- If you took part in a higher education taster course, placement, or summer school, or something similar, include it.
Everything in your personal statement should aim to show that you have the skills and qualities the admission officers/the institutions are looking for, and convince them to offer you a place on the programme. Anything that would not do this is not worth being the the write-up.
Before you Start, What should you do?
1. Pick the “right” School

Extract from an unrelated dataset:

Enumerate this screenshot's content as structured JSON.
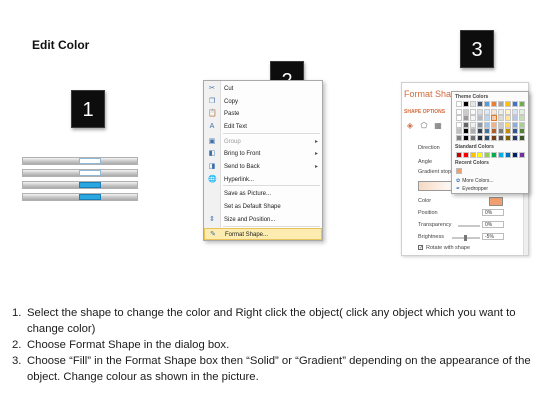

One mistake that many applicants make is that they work hard writing their personal statements, but they don’t put enough time into deciding which school to apply for. This is the wrong approach, and it’s unlikely to produce good results.The admissions staff might read hundreds or thousands of essays to choose suitable applicants. They’ll look at tons of impressive candidates, but for them, what they want to find is someone who’s the right fit. Before you write your statement, it’s essential to understand why you want to study a particular subject. Whatever the reason, make sure your passion and enthusiasm comes across. Don’t just tell them that you like something, show them that you do. What is it that interests you specifically? Why does it interest you? What have you done to pursue that interest?
Similarly, when writing about relevant experience and achievements, make sure that you give concrete examples of the skills and qualities that they demonstrate. Don’t be tempted to expand the truth, as it will catch you out in the long run!

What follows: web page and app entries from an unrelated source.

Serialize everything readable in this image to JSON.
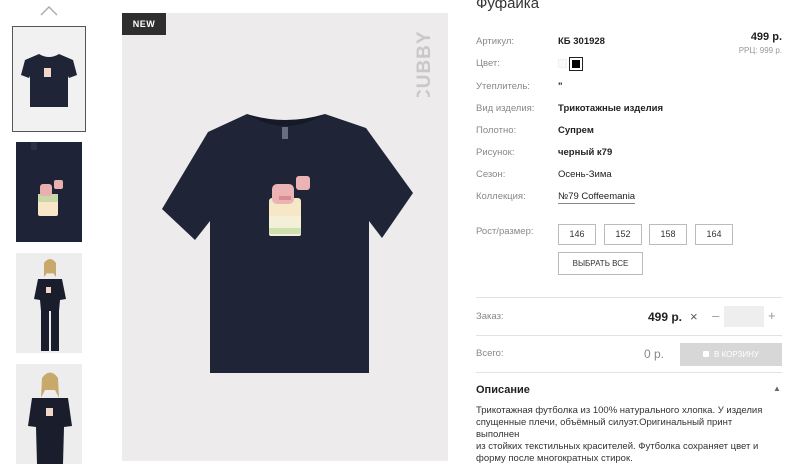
{
  "gallery": {
    "thumbnails": [
      {
        "name": "thumb-tshirt-front",
        "active": true
      },
      {
        "name": "thumb-print-closeup",
        "active": false
      },
      {
        "name": "thumb-model-full",
        "active": false
      },
      {
        "name": "thumb-model-half",
        "active": false
      }
    ]
  },
  "main_image": {
    "badge": "NEW",
    "brand_text": "CUBBY"
  },
  "product": {
    "title": "Фуфайка",
    "price": "499 р.",
    "rrp": "РРЦ: 999 р.",
    "attributes": [
      {
        "label": "Артикул:",
        "value": "КБ 301928",
        "style": "bold"
      },
      {
        "label": "Цвет:",
        "value": "",
        "style": "swatches"
      },
      {
        "label": "Утеплитель:",
        "value": "\"",
        "style": "bold"
      },
      {
        "label": "Вид изделия:",
        "value": "Трикотажные изделия",
        "style": "bold"
      },
      {
        "label": "Полотно:",
        "value": "Супрем",
        "style": "bold"
      },
      {
        "label": "Рисунок:",
        "value": "черный к79",
        "style": "bold"
      },
      {
        "label": "Сезон:",
        "value": "Осень-Зима",
        "style": "normal"
      },
      {
        "label": "Коллекция:",
        "value": "№79 Coffeemania",
        "style": "link"
      }
    ],
    "colors": [
      "#fafafa",
      "#000000"
    ],
    "size_label": "Рост/размер:",
    "sizes": [
      "146",
      "152",
      "158",
      "164"
    ],
    "select_all": "ВЫБРАТЬ ВСЕ"
  },
  "order": {
    "label": "Заказ:",
    "price": "499 р.",
    "times": "×",
    "minus": "–",
    "plus": "+",
    "quantity": ""
  },
  "total": {
    "label": "Всего:",
    "value": "0 р.",
    "cart_button": "В КОРЗИНУ"
  },
  "description": {
    "heading": "Описание",
    "caret": "▲",
    "lines": [
      "Трикотажная футболка из 100% натурального хлопка. У изделия",
      "спущенные плечи, объёмный силуэт.Оригинальный принт выполнен",
      "из стойких текстильных красителей. Футболка сохраняет цвет и",
      "форму после многократных стирок."
    ]
  }
}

Finally, make sure that you have allowed enough time to check your work before you submit your application. It’s useful to ask friends and family to help check the statement, but be careful that they don’t try and force you to write it in the way they think it should be written. It is important that you write it in your own style rather than trying to conform to what someone else thinks is right, as there is no model way to write a personal statement. When it comes to spelling, however, there is only one ‘right’ way.
2. Write like your personal statement is being graded
Once you actually start writing, it’s important to follow the formal rules of essay composition. Is your grammar correct? Are you using paragraphs properly? Did you proofread for typos? Imagine that you’re turning in the essay to be graded. Write convincingly!